• _Task goal_:
Please give the listing again, word for word, with nothing left out.

• _Data shown_:
· · · · · · ·
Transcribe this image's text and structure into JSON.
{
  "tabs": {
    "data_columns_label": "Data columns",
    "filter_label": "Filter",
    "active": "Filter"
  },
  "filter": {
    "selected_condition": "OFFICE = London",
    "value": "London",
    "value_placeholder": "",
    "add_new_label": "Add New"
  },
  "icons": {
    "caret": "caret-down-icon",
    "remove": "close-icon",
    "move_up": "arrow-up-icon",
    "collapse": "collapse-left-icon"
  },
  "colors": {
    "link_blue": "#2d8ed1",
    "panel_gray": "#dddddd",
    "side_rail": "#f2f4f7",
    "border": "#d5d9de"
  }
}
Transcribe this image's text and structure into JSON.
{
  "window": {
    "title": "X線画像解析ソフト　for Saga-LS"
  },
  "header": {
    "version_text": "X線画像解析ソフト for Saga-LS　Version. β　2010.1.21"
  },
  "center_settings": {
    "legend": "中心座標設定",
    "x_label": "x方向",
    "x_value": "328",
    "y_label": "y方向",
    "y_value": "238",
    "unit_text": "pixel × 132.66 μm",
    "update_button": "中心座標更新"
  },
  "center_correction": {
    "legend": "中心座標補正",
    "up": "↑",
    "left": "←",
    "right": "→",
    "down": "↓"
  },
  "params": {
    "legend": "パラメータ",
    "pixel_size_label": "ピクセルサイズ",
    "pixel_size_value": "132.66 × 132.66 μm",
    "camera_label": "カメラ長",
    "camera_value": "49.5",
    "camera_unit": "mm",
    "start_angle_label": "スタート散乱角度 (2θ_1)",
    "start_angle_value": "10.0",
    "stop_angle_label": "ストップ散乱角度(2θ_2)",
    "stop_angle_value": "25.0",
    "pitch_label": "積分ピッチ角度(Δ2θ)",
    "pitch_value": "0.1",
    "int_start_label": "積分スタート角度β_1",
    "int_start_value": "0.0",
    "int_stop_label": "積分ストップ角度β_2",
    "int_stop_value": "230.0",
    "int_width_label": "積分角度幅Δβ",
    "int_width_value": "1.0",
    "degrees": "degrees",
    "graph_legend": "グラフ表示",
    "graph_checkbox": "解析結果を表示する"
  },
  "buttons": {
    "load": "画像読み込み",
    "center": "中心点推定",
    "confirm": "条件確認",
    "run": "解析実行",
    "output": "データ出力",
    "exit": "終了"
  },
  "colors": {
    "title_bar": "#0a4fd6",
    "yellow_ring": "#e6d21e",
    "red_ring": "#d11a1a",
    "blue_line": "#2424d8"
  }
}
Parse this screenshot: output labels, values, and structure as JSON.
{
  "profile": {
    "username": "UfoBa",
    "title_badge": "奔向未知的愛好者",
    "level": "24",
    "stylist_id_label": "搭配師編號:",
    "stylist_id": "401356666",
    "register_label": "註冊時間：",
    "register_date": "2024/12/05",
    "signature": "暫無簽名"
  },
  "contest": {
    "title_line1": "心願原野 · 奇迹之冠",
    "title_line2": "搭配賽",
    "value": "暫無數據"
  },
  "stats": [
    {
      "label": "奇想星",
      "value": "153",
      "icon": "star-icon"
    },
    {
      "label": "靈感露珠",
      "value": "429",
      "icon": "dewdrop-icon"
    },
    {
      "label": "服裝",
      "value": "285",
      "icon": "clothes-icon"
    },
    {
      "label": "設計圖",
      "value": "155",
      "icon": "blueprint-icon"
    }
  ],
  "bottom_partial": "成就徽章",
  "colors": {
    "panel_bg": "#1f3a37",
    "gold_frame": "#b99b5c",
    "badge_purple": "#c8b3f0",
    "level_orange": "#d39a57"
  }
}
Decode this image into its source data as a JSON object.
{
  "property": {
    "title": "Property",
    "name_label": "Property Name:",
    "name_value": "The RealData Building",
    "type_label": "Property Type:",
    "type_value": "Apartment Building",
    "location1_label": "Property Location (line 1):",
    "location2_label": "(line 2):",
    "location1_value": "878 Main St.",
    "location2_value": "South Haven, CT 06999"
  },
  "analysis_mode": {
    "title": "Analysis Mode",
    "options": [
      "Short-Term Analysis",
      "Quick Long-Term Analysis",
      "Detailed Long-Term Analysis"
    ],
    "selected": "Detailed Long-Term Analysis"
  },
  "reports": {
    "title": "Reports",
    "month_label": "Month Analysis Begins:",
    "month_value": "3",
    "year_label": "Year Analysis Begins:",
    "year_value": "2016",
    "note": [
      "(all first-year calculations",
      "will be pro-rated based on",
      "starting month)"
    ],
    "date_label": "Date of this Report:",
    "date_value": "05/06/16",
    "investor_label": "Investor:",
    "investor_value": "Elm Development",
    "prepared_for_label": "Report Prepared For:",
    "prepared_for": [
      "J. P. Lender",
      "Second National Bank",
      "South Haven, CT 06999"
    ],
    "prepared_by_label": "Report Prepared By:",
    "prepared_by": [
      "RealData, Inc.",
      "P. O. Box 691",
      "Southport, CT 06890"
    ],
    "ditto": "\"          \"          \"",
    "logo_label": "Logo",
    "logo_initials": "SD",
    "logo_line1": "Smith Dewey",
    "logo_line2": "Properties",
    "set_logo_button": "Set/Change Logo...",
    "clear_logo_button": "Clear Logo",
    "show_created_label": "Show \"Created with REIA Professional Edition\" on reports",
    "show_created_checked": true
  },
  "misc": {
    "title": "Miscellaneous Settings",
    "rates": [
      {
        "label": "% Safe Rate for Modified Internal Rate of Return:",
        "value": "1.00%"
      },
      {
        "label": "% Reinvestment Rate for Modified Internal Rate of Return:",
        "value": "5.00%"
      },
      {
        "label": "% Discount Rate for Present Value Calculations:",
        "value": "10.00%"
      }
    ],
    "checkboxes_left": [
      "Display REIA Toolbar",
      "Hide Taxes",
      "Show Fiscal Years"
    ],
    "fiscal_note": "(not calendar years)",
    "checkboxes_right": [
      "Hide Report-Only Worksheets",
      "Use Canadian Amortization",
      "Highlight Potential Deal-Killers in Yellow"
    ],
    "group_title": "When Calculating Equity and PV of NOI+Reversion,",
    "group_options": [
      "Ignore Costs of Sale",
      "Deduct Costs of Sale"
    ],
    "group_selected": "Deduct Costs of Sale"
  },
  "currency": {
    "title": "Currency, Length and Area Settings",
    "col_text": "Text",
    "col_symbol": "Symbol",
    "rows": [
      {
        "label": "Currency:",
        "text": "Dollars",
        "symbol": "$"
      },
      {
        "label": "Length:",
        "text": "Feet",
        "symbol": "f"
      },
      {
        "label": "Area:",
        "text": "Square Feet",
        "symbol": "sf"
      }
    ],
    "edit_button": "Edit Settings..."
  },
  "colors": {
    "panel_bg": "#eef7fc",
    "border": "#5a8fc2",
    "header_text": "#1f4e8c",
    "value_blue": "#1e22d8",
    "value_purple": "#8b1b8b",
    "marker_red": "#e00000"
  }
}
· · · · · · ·
• _Answer below_:
Transcribe this image's text and structure into JSON.
{
  "tabs": {
    "data_columns_label": "Data columns",
    "filter_label": "Filter",
    "active": "Filter"
  },
  "filter": {
    "selected_condition": "OFFICE = London",
    "value": "London",
    "value_placeholder": "",
    "add_new_label": "Add New"
  },
  "icons": {
    "caret": "caret-down-icon",
    "remove": "close-icon",
    "move_up": "arrow-up-icon",
    "collapse": "collapse-left-icon"
  },
  "colors": {
    "link_blue": "#2d8ed1",
    "panel_gray": "#dddddd",
    "side_rail": "#f2f4f7",
    "border": "#d5d9de"
  }
}
Transcribe this image's text and structure into JSON.
{
  "window": {
    "title": "X線画像解析ソフト　for Saga-LS"
  },
  "header": {
    "version_text": "X線画像解析ソフト for Saga-LS　Version. β　2010.1.21"
  },
  "center_settings": {
    "legend": "中心座標設定",
    "x_label": "x方向",
    "x_value": "328",
    "y_label": "y方向",
    "y_value": "238",
    "unit_text": "pixel × 132.66 μm",
    "update_button": "中心座標更新"
  },
  "center_correction": {
    "legend": "中心座標補正",
    "up": "↑",
    "left": "←",
    "right": "→",
    "down": "↓"
  },
  "params": {
    "legend": "パラメータ",
    "pixel_size_label": "ピクセルサイズ",
    "pixel_size_value": "132.66 × 132.66 μm",
    "camera_label": "カメラ長",
    "camera_value": "49.5",
    "camera_unit": "mm",
    "start_angle_label": "スタート散乱角度 (2θ_1)",
    "start_angle_value": "10.0",
    "stop_angle_label": "ストップ散乱角度(2θ_2)",
    "stop_angle_value": "25.0",
    "pitch_label": "積分ピッチ角度(Δ2θ)",
    "pitch_value": "0.1",
    "int_start_label": "積分スタート角度β_1",
    "int_start_value": "0.0",
    "int_stop_label": "積分ストップ角度β_2",
    "int_stop_value": "230.0",
    "int_width_label": "積分角度幅Δβ",
    "int_width_value": "1.0",
    "degrees": "degrees",
    "graph_legend": "グラフ表示",
    "graph_checkbox": "解析結果を表示する"
  },
  "buttons": {
    "load": "画像読み込み",
    "center": "中心点推定",
    "confirm": "条件確認",
    "run": "解析実行",
    "output": "データ出力",
    "exit": "終了"
  },
  "colors": {
    "title_bar": "#0a4fd6",
    "yellow_ring": "#e6d21e",
    "red_ring": "#d11a1a",
    "blue_line": "#2424d8"
  }
}
Parse this screenshot: output labels, values, and structure as JSON.
{
  "profile": {
    "username": "UfoBa",
    "title_badge": "奔向未知的愛好者",
    "level": "24",
    "stylist_id_label": "搭配師編號:",
    "stylist_id": "401356666",
    "register_label": "註冊時間：",
    "register_date": "2024/12/05",
    "signature": "暫無簽名"
  },
  "contest": {
    "title_line1": "心願原野 · 奇迹之冠",
    "title_line2": "搭配賽",
    "value": "暫無數據"
  },
  "stats": [
    {
      "label": "奇想星",
      "value": "153",
      "icon": "star-icon"
    },
    {
      "label": "靈感露珠",
      "value": "429",
      "icon": "dewdrop-icon"
    },
    {
      "label": "服裝",
      "value": "285",
      "icon": "clothes-icon"
    },
    {
      "label": "設計圖",
      "value": "155",
      "icon": "blueprint-icon"
    }
  ],
  "bottom_partial": "成就徽章",
  "colors": {
    "panel_bg": "#1f3a37",
    "gold_frame": "#b99b5c",
    "badge_purple": "#c8b3f0",
    "level_orange": "#d39a57"
  }
}
Decode this image into its source data as a JSON object.
{
  "property": {
    "title": "Property",
    "name_label": "Property Name:",
    "name_value": "The RealData Building",
    "type_label": "Property Type:",
    "type_value": "Apartment Building",
    "location1_label": "Property Location (line 1):",
    "location2_label": "(line 2):",
    "location1_value": "878 Main St.",
    "location2_value": "South Haven, CT 06999"
  },
  "analysis_mode": {
    "title": "Analysis Mode",
    "options": [
      "Short-Term Analysis",
      "Quick Long-Term Analysis",
      "Detailed Long-Term Analysis"
    ],
    "selected": "Detailed Long-Term Analysis"
  },
  "reports": {
    "title": "Reports",
    "month_label": "Month Analysis Begins:",
    "month_value": "3",
    "year_label": "Year Analysis Begins:",
    "year_value": "2016",
    "note": [
      "(all first-year calculations",
      "will be pro-rated based on",
      "starting month)"
    ],
    "date_label": "Date of this Report:",
    "date_value": "05/06/16",
    "investor_label": "Investor:",
    "investor_value": "Elm Development",
    "prepared_for_label": "Report Prepared For:",
    "prepared_for": [
      "J. P. Lender",
      "Second National Bank",
      "South Haven, CT 06999"
    ],
    "prepared_by_label": "Report Prepared By:",
    "prepared_by": [
      "RealData, Inc.",
      "P. O. Box 691",
      "Southport, CT 06890"
    ],
    "ditto": "\"          \"          \"",
    "logo_label": "Logo",
    "logo_initials": "SD",
    "logo_line1": "Smith Dewey",
    "logo_line2": "Properties",
    "set_logo_button": "Set/Change Logo...",
    "clear_logo_button": "Clear Logo",
    "show_created_label": "Show \"Created with REIA Professional Edition\" on reports",
    "show_created_checked": true
  },
  "misc": {
    "title": "Miscellaneous Settings",
    "rates": [
      {
        "label": "% Safe Rate for Modified Internal Rate of Return:",
        "value": "1.00%"
      },
      {
        "label": "% Reinvestment Rate for Modified Internal Rate of Return:",
        "value": "5.00%"
      },
      {
        "label": "% Discount Rate for Present Value Calculations:",
        "value": "10.00%"
      }
    ],
    "checkboxes_left": [
      "Display REIA Toolbar",
      "Hide Taxes",
      "Show Fiscal Years"
    ],
    "fiscal_note": "(not calendar years)",
    "checkboxes_right": [
      "Hide Report-Only Worksheets",
      "Use Canadian Amortization",
      "Highlight Potential Deal-Killers in Yellow"
    ],
    "group_title": "When Calculating Equity and PV of NOI+Reversion,",
    "group_options": [
      "Ignore Costs of Sale",
      "Deduct Costs of Sale"
    ],
    "group_selected": "Deduct Costs of Sale"
  },
  "currency": {
    "title": "Currency, Length and Area Settings",
    "col_text": "Text",
    "col_symbol": "Symbol",
    "rows": [
      {
        "label": "Currency:",
        "text": "Dollars",
        "symbol": "$"
      },
      {
        "label": "Length:",
        "text": "Feet",
        "symbol": "f"
      },
      {
        "label": "Area:",
        "text": "Square Feet",
        "symbol": "sf"
      }
    ],
    "edit_button": "Edit Settings..."
  },
  "colors": {
    "panel_bg": "#eef7fc",
    "border": "#5a8fc2",
    "header_text": "#1f4e8c",
    "value_blue": "#1e22d8",
    "value_purple": "#8b1b8b",
    "marker_red": "#e00000"
  }
}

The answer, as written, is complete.